» **INPUT**
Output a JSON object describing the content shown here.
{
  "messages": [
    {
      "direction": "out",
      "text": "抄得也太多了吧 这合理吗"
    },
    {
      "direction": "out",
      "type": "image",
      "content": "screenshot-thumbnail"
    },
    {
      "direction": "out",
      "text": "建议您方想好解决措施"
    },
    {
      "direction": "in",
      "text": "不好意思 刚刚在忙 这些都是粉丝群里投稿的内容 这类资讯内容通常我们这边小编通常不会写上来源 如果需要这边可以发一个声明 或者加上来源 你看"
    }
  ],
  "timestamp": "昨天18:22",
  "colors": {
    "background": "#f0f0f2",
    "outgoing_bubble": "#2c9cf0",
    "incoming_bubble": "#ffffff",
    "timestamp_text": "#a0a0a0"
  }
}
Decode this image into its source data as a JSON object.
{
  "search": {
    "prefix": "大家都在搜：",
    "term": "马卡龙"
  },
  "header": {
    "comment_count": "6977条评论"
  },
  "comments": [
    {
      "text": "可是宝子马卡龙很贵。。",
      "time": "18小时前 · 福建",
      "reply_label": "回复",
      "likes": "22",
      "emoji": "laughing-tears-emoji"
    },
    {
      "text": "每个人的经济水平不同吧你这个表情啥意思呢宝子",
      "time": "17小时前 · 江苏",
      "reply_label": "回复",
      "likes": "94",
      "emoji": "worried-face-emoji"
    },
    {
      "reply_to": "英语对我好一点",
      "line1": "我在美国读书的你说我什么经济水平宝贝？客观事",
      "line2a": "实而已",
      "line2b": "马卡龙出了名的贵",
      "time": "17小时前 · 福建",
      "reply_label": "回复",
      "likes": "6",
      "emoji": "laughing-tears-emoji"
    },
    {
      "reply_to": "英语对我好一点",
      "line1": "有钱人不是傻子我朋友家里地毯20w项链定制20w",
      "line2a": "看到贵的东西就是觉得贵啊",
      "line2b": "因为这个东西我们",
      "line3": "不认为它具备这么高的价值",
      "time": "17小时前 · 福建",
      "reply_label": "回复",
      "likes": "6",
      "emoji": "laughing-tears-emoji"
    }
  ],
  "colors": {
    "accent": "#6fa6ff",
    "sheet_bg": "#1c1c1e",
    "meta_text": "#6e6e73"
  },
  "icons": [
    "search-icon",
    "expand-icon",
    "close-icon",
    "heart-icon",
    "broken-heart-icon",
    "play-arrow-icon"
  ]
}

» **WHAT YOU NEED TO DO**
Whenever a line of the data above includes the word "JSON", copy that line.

» **TASK RESULT**
Output a JSON object describing the content shown here.
Decode this image into its source data as a JSON object.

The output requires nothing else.